Blueface was relatively unknown in early 2018. By early 2019 he had a top ten song on Billboard and was seemingly everywhere. What makes him most interesting is how his musical fame is only modestly tied to music, or about “25%” by his own estimate. The rest? “Marketing, promotion, being yourself.” This isn’t just a lesson in leveraging social media, it’s a lesson in making the most of what works with the mediums we have access too. Blueface is worth studying.
“People be famous for everything but their music,” Blueface told the New York Times. Considering his Instagram posts are mostly non-musical, we can see his 3 million+ followers aren’t just there for his vocal abilities. Like him, we don’t just do one job either, no matter what business our revenues say we’re in. Zappos, the online shoe store, is probably most famous for customer service. Like them, we have more than one path to creating value in our customers’ minds. Standing out from the pack and making money are related, but not always the same thing.
Once we know what people find valuable, we have to market those characteristics to our target clients. Johnathan Porter is a master at playing his character Blueface. “Blueface is probably 10 times Johnathan,” he said. Similarly, Warren Buffett isn’t cold calling people with stock tips, he’s writing shareholder letters and holding court even when he’s doing the media circuit. The guru-grandfather image Buffett does better than anyone else is part of his character. We all want to spend as much time in the environment we actually thrive in as possible.

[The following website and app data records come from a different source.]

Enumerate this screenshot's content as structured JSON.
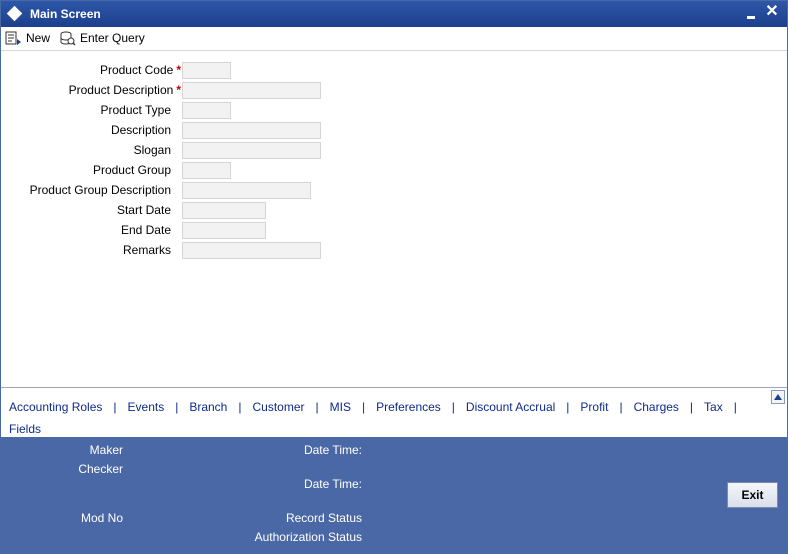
{
  "window": {
    "title": "Main Screen"
  },
  "toolbar": {
    "new_label": "New",
    "enter_query_label": "Enter Query"
  },
  "form": {
    "product_code_label": "Product Code",
    "product_description_label": "Product Description",
    "product_type_label": "Product Type",
    "description_label": "Description",
    "slogan_label": "Slogan",
    "product_group_label": "Product Group",
    "product_group_description_label": "Product Group Description",
    "start_date_label": "Start Date",
    "end_date_label": "End Date",
    "remarks_label": "Remarks",
    "required_marker": "*"
  },
  "tabs": [
    "Accounting Roles",
    "Events",
    "Branch",
    "Customer",
    "MIS",
    "Preferences",
    "Discount Accrual",
    "Profit",
    "Charges",
    "Tax",
    "Fields"
  ],
  "tab_separator": "|",
  "footer": {
    "maker_label": "Maker",
    "checker_label": "Checker",
    "date_time_label_1": "Date Time:",
    "date_time_label_2": "Date Time:",
    "mod_no_label": "Mod No",
    "record_status_label": "Record Status",
    "authorization_status_label": "Authorization Status",
    "exit_label": "Exit"
  },
  "colors": {
    "title_bar": "#1d3f8c",
    "footer_background": "#4a68a5",
    "tab_link": "#0e2b8a",
    "required": "#c00000"
  }
}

Finally, Blueface knows the value of a meme. His music, poses, dances, and even stage props are all part of the act, and they’re all (for now) fitted for impact on Instagram. We should know and understand the medium we’re communicating in to fine-tune our message. Apple knew that to cultivate premium products, they would need to be highly visible, similar to any other luxury good. The laptops have the iconic logo, the iPhone has its look, and the AirPods are distinctly white. It’s not enough to give people something to talk about, we also have to give it to them in a way they can share it and receive a social benefit. Any business that wants referrals without understanding how and where the referral conversation will occur is only banking on luck. The medium is (still) the message.
There may not be a perfect way to take Blueface’s success and overlay it onto another business, but we can consider the parallels in how we create value, understand what makes us most interesting, and uncover how our message can spread. Long-term, we will find out how durable Blueface’s fame turns out to be, but short-term he is giving us a masterclass in marketing that is well worth paying attention to.
Further reading and listening: The New York Times’ “Meet Blueface, the Self-Aware Rapper Who Knows He’s More Than a Meme,” Popcast (podcast) from 3/21/19, and “In Defense of Blueface: L.A.’s Most Controversial Rapper” from Pitchfork.